Freedom must be protected by soldiers, and it sometimes requires blood to pay for it. But it also requires an educated citizen voter. I don't mean educated in the since of a high school or college degree. I do mean that you as a voter have a duty to understand your government, understand your freedoms and rights, and to understand who the people you are voting for (or against) are. This does require some work and effort on your part. But as President Regan pointed out, it is the requirement of a free people to protect that freedom.

Are there other limits or responsibilities you feel are important that I missed? Share them in the comments below. As I update this post in the future, I may include your comments. This is the first of a series on our government. The introduction is posted here, and the next chapter in the series will be available next Sunday.


BunGirl said...


I think it's also important to define the term "rights". Many people seem to think that the things we have a right to are things that should be provided to us. Just as the right to bear arms does not mean that the government should start handing out rifles, our other rights are also our own responsibility.

Andy D said...
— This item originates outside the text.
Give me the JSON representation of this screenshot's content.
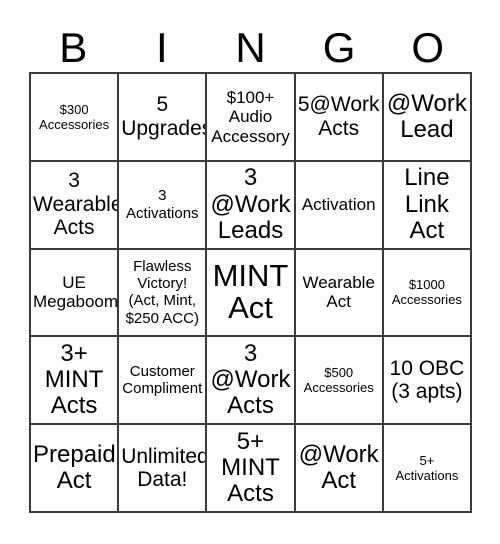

Thank you. A great term. I really meant to cover that. The Declaration of Independence says that the "pursuit of happiness" is a right. However, no one can give you happiness. You have to get it for yourself. When I do an updated version of this post, I will make sure I cover that. Thanks.
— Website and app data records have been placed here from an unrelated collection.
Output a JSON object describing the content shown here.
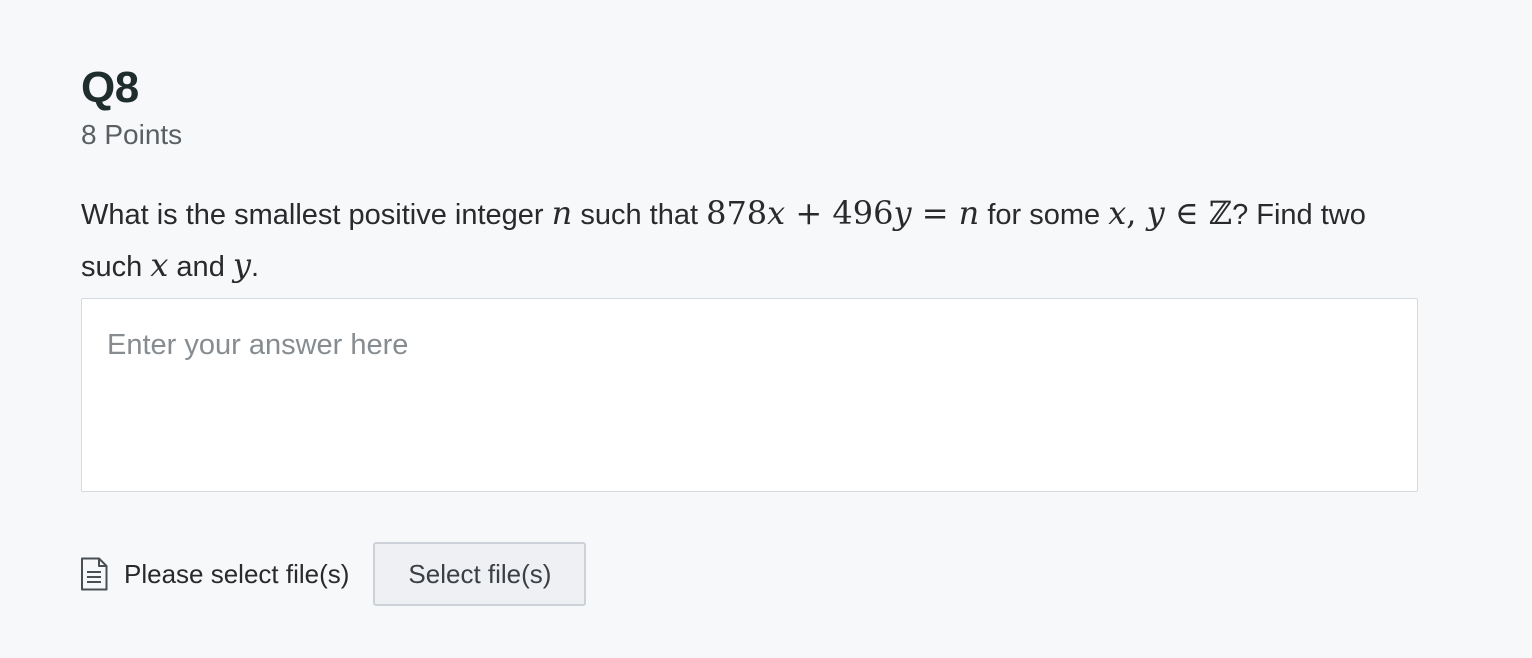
{
  "question": {
    "title": "Q8",
    "points": "8 Points",
    "prompt": {
      "t1": "What is the smallest positive integer ",
      "m1": "n",
      "t2": " such that ",
      "m2_a": "878",
      "m2_b": "x",
      "m2_c": " + 496",
      "m2_d": "y",
      "m2_e": " = ",
      "m2_f": "n",
      "t3": " for some ",
      "m3_a": "x",
      "m3_b": ", ",
      "m3_c": "y",
      "m3_d": " ∈ ℤ",
      "t4": "?  Find two such ",
      "m4": "x",
      "t5": " and ",
      "m5": "y",
      "t6": "."
    }
  },
  "answer": {
    "placeholder": "Enter your answer here",
    "value": ""
  },
  "files": {
    "icon": "document-icon",
    "label": "Please select file(s)",
    "button_label": "Select file(s)"
  }
}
Patrick said...

Great post Andy. It's one that will get people thinking, at least me anyway.

I think it's worth noting that although frustrating, we have duty to protect even the freedoms of those who don't apppreciate their own. You can live in this country and not vote, not contribute to society, and still be protected by the government and law enforcement.

It's one of the realities of having a free nation that sometimes may be hard to live with.

Andy D said...
This comment has been removed by the author.
Andy D said...

That's a very valid point. I believe you have responsibilities that come with the freedoms you enjoy. However, those responsibilities are only enforced by you, there are no laws to hold you accountable for them.

(Sorry, I had a spelling error in the last comment)

Rebecca said...

Great post and I'm looking forward to this series. I've been learning a lot lately about the Founding Fathers and how they set up the government, so this goes right along with that.

Maybe the Founding Fathers had a better idea of what freedom is and how important it is to have, since they knew what oppression was. Maybe we don't know what it is because we haven't experienced the opposite and so often take it for granted. Just a thought!

Andy D said...

A very excellent point Rebecca. Not only did they know what it was like not to have freedom, they knew what it was like to truly sacrifice for freedom.

I hope you enjoy the series, and please comment often.

Halston said...

Is freedom more important than happiness and its pursuit? Who determines that balance? There are laws and policies in place which by protecting freedom can make pursuing happiness more difficult. The freedom off corporations to flood America with cheap Chinese goods, or flood Washington with lobbyists and campaign donations is not the kind of freedom that I seek to protect. Freedom should be reserved for individuals not special interests, unions, gangs, or corporations. If it is wrong to rob your neighbors house...why is it right to send his job overseas? When will we redefine morality for the modern age?